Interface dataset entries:
◆ ◆ ◆ ◆ ◆ ◆ ◆

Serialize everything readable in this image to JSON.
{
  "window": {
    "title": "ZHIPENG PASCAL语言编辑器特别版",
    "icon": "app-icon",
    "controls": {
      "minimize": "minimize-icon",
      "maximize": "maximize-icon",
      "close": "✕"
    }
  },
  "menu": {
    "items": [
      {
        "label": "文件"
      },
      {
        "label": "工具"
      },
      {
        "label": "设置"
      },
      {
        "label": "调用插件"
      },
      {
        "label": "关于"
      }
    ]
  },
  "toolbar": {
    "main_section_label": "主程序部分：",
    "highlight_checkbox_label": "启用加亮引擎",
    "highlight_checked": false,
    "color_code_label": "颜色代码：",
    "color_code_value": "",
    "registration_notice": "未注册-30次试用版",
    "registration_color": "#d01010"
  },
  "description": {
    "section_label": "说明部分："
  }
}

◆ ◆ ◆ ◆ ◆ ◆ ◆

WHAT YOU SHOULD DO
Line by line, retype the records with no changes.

SOLUTION BELOW
Serialize everything readable in this image to JSON.
{
  "window": {
    "title": "ZHIPENG PASCAL语言编辑器特别版",
    "icon": "app-icon",
    "controls": {
      "minimize": "minimize-icon",
      "maximize": "maximize-icon",
      "close": "✕"
    }
  },
  "menu": {
    "items": [
      {
        "label": "文件"
      },
      {
        "label": "工具"
      },
      {
        "label": "设置"
      },
      {
        "label": "调用插件"
      },
      {
        "label": "关于"
      }
    ]
  },
  "toolbar": {
    "main_section_label": "主程序部分：",
    "highlight_checkbox_label": "启用加亮引擎",
    "highlight_checked": false,
    "color_code_label": "颜色代码：",
    "color_code_value": "",
    "registration_notice": "未注册-30次试用版",
    "registration_color": "#d01010"
  },
  "description": {
    "section_label": "说明部分："
  }
}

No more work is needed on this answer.